> **TASK ITEM**: Your task is to copy the listing exactly, with the pictures left out.

Start of Block

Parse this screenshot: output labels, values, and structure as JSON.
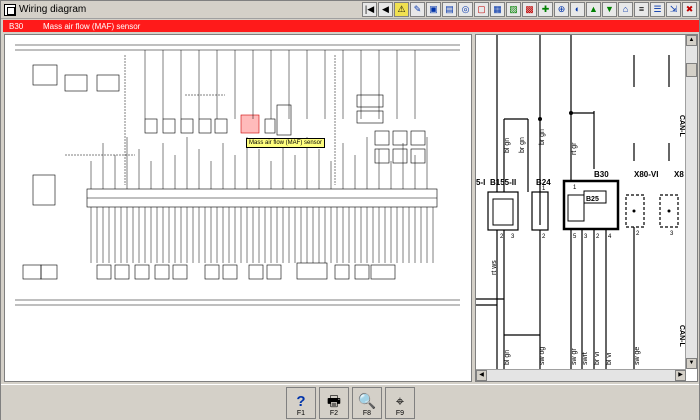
{
  "window": {
    "title": "Wiring diagram"
  },
  "toolbar": {
    "buttons": [
      "|◀",
      "◀",
      "⚠",
      "✎",
      "▣",
      "▤",
      "◎",
      "▢",
      "▦",
      "▨",
      "▩",
      "✚",
      "⊕",
      "◐",
      "▲",
      "▼",
      "⌂",
      "≡",
      "☰",
      "⇲",
      "✖"
    ]
  },
  "component_bar": {
    "code": "B30",
    "name": "Mass air flow (MAF) sensor"
  },
  "tooltip": {
    "text": "Mass air flow (MAF) sensor"
  },
  "detail": {
    "labels": {
      "b155": "B155-II",
      "b155_left": "5-I",
      "b24": "B24",
      "b30": "B30",
      "b25": "B25",
      "x80": "X80-VI",
      "x8_right": "X8",
      "w1": "bl gn",
      "w2": "br gn",
      "w3": "rt gr",
      "w4": "rt ws",
      "w5": "bl gn",
      "w6": "sw gr",
      "w7": "sw og",
      "w8": "swrt",
      "w9": "br vi",
      "w10": "bl vi",
      "w11": "sw ge",
      "can1": "CAN-L",
      "can2": "CAN-L",
      "pin1": "1",
      "pin2": "2",
      "pin3": "3",
      "pin4": "1",
      "pin5": "2",
      "pin6": "1",
      "pin7": "2",
      "pin8": "5",
      "pin9": "3",
      "pin10": "2",
      "pin11": "4",
      "pin12": "1",
      "pin13": "2",
      "pin14": "3"
    }
  },
  "function_keys": [
    {
      "key": "F1",
      "icon": "?"
    },
    {
      "key": "F2",
      "icon": "🖶"
    },
    {
      "key": "F8",
      "icon": "🔍"
    },
    {
      "key": "F9",
      "icon": "⌖"
    }
  ],
  "colors": {
    "accent": "#ff1a1a",
    "tooltip": "#ffff80"
  }
}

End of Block

> **FINISHED EXERCISE**:
Parse this screenshot: output labels, values, and structure as JSON.
{
  "window": {
    "title": "Wiring diagram"
  },
  "toolbar": {
    "buttons": [
      "|◀",
      "◀",
      "⚠",
      "✎",
      "▣",
      "▤",
      "◎",
      "▢",
      "▦",
      "▨",
      "▩",
      "✚",
      "⊕",
      "◐",
      "▲",
      "▼",
      "⌂",
      "≡",
      "☰",
      "⇲",
      "✖"
    ]
  },
  "component_bar": {
    "code": "B30",
    "name": "Mass air flow (MAF) sensor"
  },
  "tooltip": {
    "text": "Mass air flow (MAF) sensor"
  },
  "detail": {
    "labels": {
      "b155": "B155-II",
      "b155_left": "5-I",
      "b24": "B24",
      "b30": "B30",
      "b25": "B25",
      "x80": "X80-VI",
      "x8_right": "X8",
      "w1": "bl gn",
      "w2": "br gn",
      "w3": "rt gr",
      "w4": "rt ws",
      "w5": "bl gn",
      "w6": "sw gr",
      "w7": "sw og",
      "w8": "swrt",
      "w9": "br vi",
      "w10": "bl vi",
      "w11": "sw ge",
      "can1": "CAN-L",
      "can2": "CAN-L",
      "pin1": "1",
      "pin2": "2",
      "pin3": "3",
      "pin4": "1",
      "pin5": "2",
      "pin6": "1",
      "pin7": "2",
      "pin8": "5",
      "pin9": "3",
      "pin10": "2",
      "pin11": "4",
      "pin12": "1",
      "pin13": "2",
      "pin14": "3"
    }
  },
  "function_keys": [
    {
      "key": "F1",
      "icon": "?"
    },
    {
      "key": "F2",
      "icon": "🖶"
    },
    {
      "key": "F8",
      "icon": "🔍"
    },
    {
      "key": "F9",
      "icon": "⌖"
    }
  ],
  "colors": {
    "accent": "#ff1a1a",
    "tooltip": "#ffff80"
  }
}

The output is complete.